Beneath The Bark
Media: Wood"I look long and hard to find an extraordinary piece of wood with fantastic figure to create your piece of art."

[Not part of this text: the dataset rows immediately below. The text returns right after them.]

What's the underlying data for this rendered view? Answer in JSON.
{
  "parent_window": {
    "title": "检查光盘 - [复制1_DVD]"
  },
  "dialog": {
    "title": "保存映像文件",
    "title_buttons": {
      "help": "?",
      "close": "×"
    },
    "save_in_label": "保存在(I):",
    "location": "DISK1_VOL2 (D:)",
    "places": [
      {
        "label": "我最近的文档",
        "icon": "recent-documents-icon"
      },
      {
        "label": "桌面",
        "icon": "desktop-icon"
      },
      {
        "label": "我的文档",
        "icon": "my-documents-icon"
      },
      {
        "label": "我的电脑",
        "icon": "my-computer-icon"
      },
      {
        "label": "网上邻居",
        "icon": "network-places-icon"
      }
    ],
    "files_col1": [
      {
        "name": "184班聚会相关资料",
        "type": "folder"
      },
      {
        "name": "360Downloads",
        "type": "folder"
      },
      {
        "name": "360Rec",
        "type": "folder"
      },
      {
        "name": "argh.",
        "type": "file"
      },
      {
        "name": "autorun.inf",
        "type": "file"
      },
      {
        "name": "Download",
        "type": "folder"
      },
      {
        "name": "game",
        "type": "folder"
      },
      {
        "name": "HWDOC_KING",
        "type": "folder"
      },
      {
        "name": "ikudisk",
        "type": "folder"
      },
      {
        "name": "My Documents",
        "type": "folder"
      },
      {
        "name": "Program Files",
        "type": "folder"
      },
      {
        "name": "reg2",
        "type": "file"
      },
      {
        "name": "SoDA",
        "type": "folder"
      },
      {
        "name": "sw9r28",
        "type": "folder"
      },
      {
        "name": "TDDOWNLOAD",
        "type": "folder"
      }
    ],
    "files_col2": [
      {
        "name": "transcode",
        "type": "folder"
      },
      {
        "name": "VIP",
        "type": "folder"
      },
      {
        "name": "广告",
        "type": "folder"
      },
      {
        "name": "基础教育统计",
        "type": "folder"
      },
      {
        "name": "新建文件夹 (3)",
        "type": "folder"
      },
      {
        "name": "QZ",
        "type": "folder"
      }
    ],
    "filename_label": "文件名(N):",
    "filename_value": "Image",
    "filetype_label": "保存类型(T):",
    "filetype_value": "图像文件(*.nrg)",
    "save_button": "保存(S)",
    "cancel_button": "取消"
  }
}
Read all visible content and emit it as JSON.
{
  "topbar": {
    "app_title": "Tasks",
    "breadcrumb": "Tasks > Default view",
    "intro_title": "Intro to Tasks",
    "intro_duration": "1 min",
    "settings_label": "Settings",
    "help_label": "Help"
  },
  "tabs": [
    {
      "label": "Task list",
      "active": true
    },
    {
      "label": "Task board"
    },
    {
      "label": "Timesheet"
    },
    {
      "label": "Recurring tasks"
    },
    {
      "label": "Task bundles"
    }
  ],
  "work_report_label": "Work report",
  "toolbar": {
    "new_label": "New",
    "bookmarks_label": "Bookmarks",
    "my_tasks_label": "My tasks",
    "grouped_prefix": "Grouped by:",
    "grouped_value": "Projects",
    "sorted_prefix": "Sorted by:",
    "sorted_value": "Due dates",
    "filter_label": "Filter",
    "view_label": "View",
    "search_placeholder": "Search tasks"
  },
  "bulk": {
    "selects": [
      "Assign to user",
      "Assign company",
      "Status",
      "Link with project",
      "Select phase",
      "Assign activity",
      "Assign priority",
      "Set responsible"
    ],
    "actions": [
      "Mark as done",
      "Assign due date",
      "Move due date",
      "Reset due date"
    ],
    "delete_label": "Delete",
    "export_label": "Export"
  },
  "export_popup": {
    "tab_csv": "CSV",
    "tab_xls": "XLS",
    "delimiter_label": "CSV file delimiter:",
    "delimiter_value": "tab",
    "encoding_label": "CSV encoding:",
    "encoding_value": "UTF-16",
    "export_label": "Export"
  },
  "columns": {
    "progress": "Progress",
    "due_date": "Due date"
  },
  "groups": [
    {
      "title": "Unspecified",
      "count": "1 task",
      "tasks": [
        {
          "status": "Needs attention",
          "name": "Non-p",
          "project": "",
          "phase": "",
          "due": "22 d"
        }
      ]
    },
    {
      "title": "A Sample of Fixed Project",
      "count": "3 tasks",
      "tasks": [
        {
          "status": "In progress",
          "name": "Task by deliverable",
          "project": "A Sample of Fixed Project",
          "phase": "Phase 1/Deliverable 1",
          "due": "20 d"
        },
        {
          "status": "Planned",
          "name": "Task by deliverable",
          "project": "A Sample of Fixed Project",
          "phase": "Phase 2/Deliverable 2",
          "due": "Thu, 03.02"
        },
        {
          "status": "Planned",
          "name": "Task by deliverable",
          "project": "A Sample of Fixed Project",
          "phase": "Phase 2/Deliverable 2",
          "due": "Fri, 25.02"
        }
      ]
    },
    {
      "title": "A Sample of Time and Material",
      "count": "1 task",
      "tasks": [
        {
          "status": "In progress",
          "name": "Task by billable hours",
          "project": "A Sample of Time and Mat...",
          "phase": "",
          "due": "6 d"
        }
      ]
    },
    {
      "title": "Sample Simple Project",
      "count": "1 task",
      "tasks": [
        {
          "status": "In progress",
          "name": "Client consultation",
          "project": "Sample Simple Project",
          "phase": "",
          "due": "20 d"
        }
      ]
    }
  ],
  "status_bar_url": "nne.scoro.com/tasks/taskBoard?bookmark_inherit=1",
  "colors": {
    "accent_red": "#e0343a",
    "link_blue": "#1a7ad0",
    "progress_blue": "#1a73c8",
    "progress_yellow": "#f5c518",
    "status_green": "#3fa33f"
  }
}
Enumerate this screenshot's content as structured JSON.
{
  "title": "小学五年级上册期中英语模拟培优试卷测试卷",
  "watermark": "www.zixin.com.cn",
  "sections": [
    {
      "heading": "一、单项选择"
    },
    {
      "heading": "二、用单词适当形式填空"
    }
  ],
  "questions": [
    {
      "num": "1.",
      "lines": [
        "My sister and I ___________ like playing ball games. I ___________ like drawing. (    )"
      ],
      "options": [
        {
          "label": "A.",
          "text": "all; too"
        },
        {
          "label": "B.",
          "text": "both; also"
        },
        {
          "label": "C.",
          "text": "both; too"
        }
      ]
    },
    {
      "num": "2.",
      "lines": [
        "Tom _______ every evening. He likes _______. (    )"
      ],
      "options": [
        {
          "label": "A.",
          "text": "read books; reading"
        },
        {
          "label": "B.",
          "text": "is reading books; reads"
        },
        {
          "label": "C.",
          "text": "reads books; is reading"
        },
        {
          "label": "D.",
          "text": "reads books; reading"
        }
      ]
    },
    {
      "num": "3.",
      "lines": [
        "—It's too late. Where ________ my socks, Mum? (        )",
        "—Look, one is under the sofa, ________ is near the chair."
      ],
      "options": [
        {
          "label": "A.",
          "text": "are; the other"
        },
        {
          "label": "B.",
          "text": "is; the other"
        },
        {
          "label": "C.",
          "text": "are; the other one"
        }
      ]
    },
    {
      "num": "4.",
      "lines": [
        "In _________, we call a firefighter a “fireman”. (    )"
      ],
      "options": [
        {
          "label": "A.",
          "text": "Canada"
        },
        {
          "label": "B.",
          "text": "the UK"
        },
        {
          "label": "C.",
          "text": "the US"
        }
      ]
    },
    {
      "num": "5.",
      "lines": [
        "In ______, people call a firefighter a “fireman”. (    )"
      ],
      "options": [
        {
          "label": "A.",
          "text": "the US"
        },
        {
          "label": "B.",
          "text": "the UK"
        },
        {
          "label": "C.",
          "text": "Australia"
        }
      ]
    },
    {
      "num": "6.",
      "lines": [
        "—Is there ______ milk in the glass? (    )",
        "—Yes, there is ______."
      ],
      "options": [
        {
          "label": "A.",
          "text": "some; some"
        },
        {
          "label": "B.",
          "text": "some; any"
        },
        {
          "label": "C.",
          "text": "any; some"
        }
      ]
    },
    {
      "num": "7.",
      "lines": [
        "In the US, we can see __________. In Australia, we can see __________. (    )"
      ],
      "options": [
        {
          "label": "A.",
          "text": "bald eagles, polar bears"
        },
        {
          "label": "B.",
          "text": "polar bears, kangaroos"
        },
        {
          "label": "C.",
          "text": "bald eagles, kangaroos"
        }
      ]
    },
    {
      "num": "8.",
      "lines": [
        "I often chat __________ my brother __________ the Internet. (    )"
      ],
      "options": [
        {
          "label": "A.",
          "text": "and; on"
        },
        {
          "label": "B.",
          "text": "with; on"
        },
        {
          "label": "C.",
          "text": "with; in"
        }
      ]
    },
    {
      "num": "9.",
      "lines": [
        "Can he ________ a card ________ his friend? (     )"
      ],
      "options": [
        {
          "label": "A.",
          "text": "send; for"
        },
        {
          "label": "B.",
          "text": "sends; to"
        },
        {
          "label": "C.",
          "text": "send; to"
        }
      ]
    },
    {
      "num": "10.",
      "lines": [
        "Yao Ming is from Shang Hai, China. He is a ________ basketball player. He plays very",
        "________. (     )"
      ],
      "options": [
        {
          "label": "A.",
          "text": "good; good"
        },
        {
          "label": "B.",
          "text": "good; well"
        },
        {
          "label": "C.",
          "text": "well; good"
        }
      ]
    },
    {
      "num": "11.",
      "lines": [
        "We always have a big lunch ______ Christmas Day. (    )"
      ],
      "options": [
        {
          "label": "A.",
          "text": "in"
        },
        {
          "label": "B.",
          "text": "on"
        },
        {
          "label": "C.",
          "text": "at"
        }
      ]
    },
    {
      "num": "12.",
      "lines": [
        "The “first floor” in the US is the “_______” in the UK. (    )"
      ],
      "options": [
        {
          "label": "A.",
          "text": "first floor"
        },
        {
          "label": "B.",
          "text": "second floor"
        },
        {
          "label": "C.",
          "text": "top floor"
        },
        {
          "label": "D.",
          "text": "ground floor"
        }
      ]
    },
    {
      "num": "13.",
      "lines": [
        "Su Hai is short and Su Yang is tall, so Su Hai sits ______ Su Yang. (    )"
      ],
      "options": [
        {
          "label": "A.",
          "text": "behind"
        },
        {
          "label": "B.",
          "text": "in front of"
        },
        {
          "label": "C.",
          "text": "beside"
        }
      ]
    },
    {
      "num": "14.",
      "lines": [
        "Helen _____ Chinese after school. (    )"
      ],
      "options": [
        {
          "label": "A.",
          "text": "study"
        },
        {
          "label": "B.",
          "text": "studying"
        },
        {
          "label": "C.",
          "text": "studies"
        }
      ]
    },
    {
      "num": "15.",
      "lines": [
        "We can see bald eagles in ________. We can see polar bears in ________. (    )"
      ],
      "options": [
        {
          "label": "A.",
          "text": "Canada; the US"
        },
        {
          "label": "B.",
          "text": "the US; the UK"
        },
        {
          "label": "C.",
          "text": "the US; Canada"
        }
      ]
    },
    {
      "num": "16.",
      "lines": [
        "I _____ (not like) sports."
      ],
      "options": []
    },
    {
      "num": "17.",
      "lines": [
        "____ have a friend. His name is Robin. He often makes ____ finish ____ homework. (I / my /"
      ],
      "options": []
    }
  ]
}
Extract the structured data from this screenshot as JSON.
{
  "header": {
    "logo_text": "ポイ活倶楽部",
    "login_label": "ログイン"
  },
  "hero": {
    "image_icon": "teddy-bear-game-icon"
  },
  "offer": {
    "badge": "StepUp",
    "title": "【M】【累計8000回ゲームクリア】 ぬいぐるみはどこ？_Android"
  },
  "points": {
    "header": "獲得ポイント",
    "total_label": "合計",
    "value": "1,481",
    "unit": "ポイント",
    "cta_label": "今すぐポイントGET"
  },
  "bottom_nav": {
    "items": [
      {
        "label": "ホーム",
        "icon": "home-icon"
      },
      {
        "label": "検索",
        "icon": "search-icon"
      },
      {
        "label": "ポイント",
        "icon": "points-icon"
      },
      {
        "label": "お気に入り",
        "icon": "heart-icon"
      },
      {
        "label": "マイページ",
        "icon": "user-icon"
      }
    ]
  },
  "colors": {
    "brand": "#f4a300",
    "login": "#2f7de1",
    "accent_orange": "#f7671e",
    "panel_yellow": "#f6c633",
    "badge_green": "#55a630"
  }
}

Beneath The Bark When I was in high school in 1962, I turned two bowls on a wood lathe in shop class. Since then I have always wanted to turn more bowls. In 2003 I bought a Powermatic 3520a wood lathe and a 17-inch Grizzly band saw and started turning wood. I spent many hours studying and learning the art of woodturning. My first pieces were small bowls. Then I worked on larger bowls and hollow forms (vases). My experience collecting antique glassware has helped me develop pleasing shapes and forms. I enjoy using gentle curves and traditional shapes in my work so that the fantastic figure in the grain of the wood is featured. I study the piece of wood thoroughly before deciding how to mount it on my lathe to obtain the best grain in the right places on the art form. I am intrigued with the beauty of the wood grain “Beneath The Bark”. As I gained experience, I found I could often determine the structure of the grain by studying the shape and texture of the log. I like highly figured wood grain in my works of art. I also often include bark in the surface of the piece to add to its uniqueness. Highly figured grain can be found in such places as burls, crotches, and places a tree has been wounded and healed over. I also look for diseased or insect infected trees as they can have dramatic coloring and voids that add character. Each piece is a unique, one-of-a-kind, hand crafted art form. Most of the wood I use comes from trees that are blown down in storms. I learned to turn wood by reading books, watching videos, live demonstrations, and one on one instruction by some of the world’s best woodturners. I have also learned a lot by attending several woodturning symposiums and spending thousands of hours turning wood. I am a member of the Southern Highland Craft Guild, Hendersonville Woodcrafters, the Greenville Woodworkers Guild, the AAW (American Association of Woodturners), and the Carolina Mountain Woodturners. I am currently a board member of the Carolina Mountain Woodturners. www.beneaththebark.us 828-694-1484 Gary Bills